The startup of tank waste treatment activities at Hanford’s Waste Treatment and Immobilization Plant took a step forward in April with the Department of Energy’s issuing a request for information for the operation of the WTP Direct Feed Low-Activity Waste (DFLAW) facilities. According to the DOE, the RFI solicits input, via capability statements, from potential contractors with the specialized capabilities necessary to meet all of the major elements of scope for the upcoming competitive procurement for the operation of WTP DFLAW facilities, which will treat and vitrify for disposal low-activity waste from underground storage tanks at the Hanford Site near Richland, Wash.

Decommissioning effort delayed for two Fukushima Daiichi buildings

Decommissioning work in parts of the Fukushima Daiichi plant in Japan has been delayed after engineers discovered that sandbags placed in the basements of buildings near Units 1 and 3 were found to contain excessive radiation levels. Tokyo Electric Power Company (TEPCO) operates the plant and is in charge of the decommissioning efforts following the accident caused by the earthquake and tsunami on March 11, 2011.

NRC extends comment period for LLW rule

Recognizing the impacts of the current COVID–19 pandemic, the Nuclear Regulatory Commission has decided to extend the public comment period on a proposed interpretation of its low-level radioactive waste disposal regulations. The new deadline for comments is July 20. The proposed LLW interpretive rule, announced on March 6, would permit licensees to dispose of waste by transfer to persons who hold specific exemptions for the purpose of disposal (NN, Apr. 2020, p. 47).

Work slows to essential operations at EM sites

The Department of Energy’s Office of Environmental Management (EM) has reduced operations at the majority of its cleanup sites as a result of stay-at-home orders in some states. The DOE said that most EM sites have transitioned to “essential mission-critical operations status with maximum telework” as a response to the coronavirus pandemic. The DOE said that EM is continuing to monitor developments associated with COVID-19 and is evaluating its potential impacts on projects.

IAEA supports discharge of treated water at Daiichi

An International Atomic Energy Agency team of experts said in a review published on April 2 that the two options for the controlled disposal of treated water stored at the Fukushima Daiichi nuclear power plant are “technically feasible.” A Japanese advisory subcommittee outlined the two options—vapor release and discharge to the sea—for the water that is being stored at the plant following the 2011 accident.

DOE issues strategic vision for next decade

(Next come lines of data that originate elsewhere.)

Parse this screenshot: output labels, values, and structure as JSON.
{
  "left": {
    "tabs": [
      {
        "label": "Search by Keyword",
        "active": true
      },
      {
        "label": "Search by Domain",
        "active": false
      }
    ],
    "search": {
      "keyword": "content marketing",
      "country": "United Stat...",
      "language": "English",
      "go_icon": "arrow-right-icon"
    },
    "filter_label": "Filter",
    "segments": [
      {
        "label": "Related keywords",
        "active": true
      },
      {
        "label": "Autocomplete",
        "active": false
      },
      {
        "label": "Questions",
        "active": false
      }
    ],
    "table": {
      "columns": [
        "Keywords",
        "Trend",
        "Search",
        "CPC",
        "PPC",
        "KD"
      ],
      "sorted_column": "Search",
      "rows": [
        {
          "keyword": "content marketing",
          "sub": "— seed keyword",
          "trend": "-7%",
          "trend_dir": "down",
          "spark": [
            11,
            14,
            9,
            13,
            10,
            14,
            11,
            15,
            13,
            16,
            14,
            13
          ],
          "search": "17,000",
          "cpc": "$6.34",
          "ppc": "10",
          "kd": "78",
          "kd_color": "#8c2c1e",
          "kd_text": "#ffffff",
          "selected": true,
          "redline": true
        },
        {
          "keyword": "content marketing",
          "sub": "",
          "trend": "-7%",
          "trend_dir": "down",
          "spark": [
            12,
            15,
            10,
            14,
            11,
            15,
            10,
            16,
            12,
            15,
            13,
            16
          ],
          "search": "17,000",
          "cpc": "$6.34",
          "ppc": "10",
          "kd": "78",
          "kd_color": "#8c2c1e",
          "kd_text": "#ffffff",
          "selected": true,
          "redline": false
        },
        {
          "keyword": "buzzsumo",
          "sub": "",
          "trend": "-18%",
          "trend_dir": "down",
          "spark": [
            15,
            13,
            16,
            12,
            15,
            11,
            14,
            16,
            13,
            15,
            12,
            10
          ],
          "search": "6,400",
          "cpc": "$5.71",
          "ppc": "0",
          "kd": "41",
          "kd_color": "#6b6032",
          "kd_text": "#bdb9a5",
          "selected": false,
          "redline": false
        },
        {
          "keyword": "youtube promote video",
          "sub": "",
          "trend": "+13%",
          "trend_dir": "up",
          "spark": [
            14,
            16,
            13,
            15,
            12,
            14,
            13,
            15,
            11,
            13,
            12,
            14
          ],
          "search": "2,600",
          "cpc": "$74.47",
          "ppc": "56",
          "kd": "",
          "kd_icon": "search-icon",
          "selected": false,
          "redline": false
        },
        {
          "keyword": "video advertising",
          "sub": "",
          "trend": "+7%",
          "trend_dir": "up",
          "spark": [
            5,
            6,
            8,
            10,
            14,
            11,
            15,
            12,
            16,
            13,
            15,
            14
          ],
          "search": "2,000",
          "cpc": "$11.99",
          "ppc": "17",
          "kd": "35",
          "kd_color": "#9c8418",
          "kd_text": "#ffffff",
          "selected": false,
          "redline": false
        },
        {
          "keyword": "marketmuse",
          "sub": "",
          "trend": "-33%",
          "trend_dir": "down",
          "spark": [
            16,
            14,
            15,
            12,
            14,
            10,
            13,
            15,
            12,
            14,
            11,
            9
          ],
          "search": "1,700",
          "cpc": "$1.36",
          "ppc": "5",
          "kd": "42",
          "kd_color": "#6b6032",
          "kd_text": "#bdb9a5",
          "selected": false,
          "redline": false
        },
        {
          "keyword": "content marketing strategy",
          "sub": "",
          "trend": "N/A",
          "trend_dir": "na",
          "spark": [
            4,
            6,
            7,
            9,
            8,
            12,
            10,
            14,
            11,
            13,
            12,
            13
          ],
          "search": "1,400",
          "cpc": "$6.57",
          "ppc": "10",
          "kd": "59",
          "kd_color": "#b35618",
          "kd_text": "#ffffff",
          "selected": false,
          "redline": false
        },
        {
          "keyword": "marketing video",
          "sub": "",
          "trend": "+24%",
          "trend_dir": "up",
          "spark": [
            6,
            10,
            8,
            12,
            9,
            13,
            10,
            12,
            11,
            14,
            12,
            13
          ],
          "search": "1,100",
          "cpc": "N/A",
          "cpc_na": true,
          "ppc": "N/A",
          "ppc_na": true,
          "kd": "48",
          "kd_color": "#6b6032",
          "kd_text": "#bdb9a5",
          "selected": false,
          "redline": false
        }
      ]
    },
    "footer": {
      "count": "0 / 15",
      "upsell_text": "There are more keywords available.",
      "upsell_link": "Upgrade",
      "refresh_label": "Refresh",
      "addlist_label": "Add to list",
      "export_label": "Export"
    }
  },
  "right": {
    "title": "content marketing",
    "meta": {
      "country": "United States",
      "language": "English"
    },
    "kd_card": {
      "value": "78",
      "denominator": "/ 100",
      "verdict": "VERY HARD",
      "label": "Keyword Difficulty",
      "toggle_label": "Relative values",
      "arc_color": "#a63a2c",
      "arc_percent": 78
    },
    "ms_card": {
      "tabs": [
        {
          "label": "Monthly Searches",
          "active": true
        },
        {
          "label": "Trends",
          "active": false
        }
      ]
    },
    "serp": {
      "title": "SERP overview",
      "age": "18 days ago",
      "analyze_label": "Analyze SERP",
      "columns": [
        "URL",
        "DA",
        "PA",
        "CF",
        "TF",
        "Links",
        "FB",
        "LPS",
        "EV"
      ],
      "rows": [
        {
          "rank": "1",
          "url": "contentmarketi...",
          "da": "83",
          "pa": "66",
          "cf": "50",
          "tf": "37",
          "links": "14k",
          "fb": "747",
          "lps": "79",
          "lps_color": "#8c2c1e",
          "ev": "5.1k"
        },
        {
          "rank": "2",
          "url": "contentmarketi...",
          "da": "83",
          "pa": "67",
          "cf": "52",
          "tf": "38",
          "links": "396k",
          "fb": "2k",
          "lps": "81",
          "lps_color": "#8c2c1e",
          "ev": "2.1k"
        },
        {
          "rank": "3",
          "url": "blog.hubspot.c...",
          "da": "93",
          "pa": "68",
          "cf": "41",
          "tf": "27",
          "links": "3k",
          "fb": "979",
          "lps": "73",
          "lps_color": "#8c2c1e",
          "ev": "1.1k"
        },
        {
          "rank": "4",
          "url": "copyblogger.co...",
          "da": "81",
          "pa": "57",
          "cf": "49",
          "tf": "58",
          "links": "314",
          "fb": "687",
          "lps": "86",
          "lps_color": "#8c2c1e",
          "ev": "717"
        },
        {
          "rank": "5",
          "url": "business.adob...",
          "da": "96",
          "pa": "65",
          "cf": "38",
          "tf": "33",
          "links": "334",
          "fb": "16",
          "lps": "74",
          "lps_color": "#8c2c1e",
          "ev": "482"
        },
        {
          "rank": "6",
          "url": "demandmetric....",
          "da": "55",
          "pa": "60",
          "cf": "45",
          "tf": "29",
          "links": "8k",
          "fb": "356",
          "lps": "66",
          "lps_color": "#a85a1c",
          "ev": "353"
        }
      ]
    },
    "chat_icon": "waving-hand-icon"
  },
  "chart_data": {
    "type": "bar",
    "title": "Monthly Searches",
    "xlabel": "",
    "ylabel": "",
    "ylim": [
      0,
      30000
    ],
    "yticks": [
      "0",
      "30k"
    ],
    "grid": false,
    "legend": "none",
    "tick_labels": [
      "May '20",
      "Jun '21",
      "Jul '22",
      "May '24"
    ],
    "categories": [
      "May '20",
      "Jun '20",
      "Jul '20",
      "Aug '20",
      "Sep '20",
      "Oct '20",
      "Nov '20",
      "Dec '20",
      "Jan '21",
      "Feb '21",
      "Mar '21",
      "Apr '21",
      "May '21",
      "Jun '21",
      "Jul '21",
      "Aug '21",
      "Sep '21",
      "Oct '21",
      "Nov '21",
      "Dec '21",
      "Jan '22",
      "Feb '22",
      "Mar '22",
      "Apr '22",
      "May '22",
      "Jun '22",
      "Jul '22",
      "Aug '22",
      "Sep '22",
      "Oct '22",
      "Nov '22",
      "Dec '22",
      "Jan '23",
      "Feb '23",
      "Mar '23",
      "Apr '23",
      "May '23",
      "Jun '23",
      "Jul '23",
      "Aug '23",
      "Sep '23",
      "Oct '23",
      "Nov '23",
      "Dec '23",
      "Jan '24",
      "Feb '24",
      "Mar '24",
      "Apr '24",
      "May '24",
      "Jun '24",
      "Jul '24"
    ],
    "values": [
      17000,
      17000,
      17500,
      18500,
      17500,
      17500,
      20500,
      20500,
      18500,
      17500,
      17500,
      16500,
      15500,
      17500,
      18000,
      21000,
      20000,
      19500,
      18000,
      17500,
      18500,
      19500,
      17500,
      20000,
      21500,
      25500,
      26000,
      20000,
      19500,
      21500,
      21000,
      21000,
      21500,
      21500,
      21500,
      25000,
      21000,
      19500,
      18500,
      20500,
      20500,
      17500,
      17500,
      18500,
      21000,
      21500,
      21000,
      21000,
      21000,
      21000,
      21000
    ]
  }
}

The Department of Energy’s Office of Environmental Management (EM) has issued an outline of planned accomplishments over the next decade to capitalize on progress it has made in cleaning up former government weapons and research sites over its first 30 years. The release of the 66-page report, A Time of Transition and Transformation: EM Vision 2020-2030, was announced on March 9 by William “Ike” White, DOE senior advisor for environmental management, during the 2020 Waste Management Conference in Phoenix, Ariz.

ADP CR3 gets go ahead for Crystal River-3 D&D

The NRC approved the transfer of the reactor's license to ADP CR3 for decommissioning.

The Nuclear Regulatory Commission approved the license transfer for the Crystal River-3 nuclear power plant from Duke Energy Florida to ADP CR3, enabling active decommissioning of the shuttered nuclear power plant, the agency announced on April 1.